[[ DATA TO PROCESS, beginning ]]

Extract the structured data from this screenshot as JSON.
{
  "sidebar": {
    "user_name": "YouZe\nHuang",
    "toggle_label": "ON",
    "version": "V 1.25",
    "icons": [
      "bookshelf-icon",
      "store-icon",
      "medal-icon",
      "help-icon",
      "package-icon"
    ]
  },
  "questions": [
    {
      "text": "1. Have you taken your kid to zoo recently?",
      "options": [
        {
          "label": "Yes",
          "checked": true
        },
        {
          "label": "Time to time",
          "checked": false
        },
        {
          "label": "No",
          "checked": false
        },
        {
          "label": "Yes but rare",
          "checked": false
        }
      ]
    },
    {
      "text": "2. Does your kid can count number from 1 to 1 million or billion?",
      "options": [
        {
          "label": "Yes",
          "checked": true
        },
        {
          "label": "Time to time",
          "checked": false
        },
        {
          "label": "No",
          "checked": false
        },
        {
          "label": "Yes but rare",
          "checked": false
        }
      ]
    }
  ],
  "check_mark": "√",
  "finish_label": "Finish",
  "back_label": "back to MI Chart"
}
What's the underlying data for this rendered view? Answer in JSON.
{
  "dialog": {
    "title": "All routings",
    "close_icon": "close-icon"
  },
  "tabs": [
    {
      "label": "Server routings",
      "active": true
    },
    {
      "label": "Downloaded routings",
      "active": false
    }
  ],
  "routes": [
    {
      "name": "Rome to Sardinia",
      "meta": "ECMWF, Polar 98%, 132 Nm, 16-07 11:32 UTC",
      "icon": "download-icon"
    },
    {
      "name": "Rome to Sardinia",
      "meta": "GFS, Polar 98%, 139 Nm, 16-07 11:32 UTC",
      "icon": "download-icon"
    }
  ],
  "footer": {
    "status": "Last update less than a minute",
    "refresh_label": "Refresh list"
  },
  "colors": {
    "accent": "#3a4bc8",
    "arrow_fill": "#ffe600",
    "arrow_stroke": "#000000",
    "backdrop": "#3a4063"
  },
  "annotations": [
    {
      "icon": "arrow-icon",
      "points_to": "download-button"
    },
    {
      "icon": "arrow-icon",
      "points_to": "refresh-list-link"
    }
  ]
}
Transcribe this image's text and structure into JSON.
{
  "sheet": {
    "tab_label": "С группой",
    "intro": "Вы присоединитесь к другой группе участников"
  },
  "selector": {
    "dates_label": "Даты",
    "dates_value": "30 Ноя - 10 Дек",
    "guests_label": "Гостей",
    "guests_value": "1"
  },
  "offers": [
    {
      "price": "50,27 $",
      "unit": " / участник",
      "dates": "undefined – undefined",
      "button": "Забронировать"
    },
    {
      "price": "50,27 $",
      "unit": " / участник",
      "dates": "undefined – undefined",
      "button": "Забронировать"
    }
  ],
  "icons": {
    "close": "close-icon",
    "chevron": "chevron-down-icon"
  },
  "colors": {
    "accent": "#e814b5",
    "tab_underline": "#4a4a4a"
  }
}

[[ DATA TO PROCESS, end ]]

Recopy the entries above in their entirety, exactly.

WRITTEN REPLY:
Extract the structured data from this screenshot as JSON.
{
  "sidebar": {
    "user_name": "YouZe\nHuang",
    "toggle_label": "ON",
    "version": "V 1.25",
    "icons": [
      "bookshelf-icon",
      "store-icon",
      "medal-icon",
      "help-icon",
      "package-icon"
    ]
  },
  "questions": [
    {
      "text": "1. Have you taken your kid to zoo recently?",
      "options": [
        {
          "label": "Yes",
          "checked": true
        },
        {
          "label": "Time to time",
          "checked": false
        },
        {
          "label": "No",
          "checked": false
        },
        {
          "label": "Yes but rare",
          "checked": false
        }
      ]
    },
    {
      "text": "2. Does your kid can count number from 1 to 1 million or billion?",
      "options": [
        {
          "label": "Yes",
          "checked": true
        },
        {
          "label": "Time to time",
          "checked": false
        },
        {
          "label": "No",
          "checked": false
        },
        {
          "label": "Yes but rare",
          "checked": false
        }
      ]
    }
  ],
  "check_mark": "√",
  "finish_label": "Finish",
  "back_label": "back to MI Chart"
}
What's the underlying data for this rendered view? Answer in JSON.
{
  "dialog": {
    "title": "All routings",
    "close_icon": "close-icon"
  },
  "tabs": [
    {
      "label": "Server routings",
      "active": true
    },
    {
      "label": "Downloaded routings",
      "active": false
    }
  ],
  "routes": [
    {
      "name": "Rome to Sardinia",
      "meta": "ECMWF, Polar 98%, 132 Nm, 16-07 11:32 UTC",
      "icon": "download-icon"
    },
    {
      "name": "Rome to Sardinia",
      "meta": "GFS, Polar 98%, 139 Nm, 16-07 11:32 UTC",
      "icon": "download-icon"
    }
  ],
  "footer": {
    "status": "Last update less than a minute",
    "refresh_label": "Refresh list"
  },
  "colors": {
    "accent": "#3a4bc8",
    "arrow_fill": "#ffe600",
    "arrow_stroke": "#000000",
    "backdrop": "#3a4063"
  },
  "annotations": [
    {
      "icon": "arrow-icon",
      "points_to": "download-button"
    },
    {
      "icon": "arrow-icon",
      "points_to": "refresh-list-link"
    }
  ]
}
Transcribe this image's text and structure into JSON.
{
  "sheet": {
    "tab_label": "С группой",
    "intro": "Вы присоединитесь к другой группе участников"
  },
  "selector": {
    "dates_label": "Даты",
    "dates_value": "30 Ноя - 10 Дек",
    "guests_label": "Гостей",
    "guests_value": "1"
  },
  "offers": [
    {
      "price": "50,27 $",
      "unit": " / участник",
      "dates": "undefined – undefined",
      "button": "Забронировать"
    },
    {
      "price": "50,27 $",
      "unit": " / участник",
      "dates": "undefined – undefined",
      "button": "Забронировать"
    }
  ],
  "icons": {
    "close": "close-icon",
    "chevron": "chevron-down-icon"
  },
  "colors": {
    "accent": "#e814b5",
    "tab_underline": "#4a4a4a"
  }
}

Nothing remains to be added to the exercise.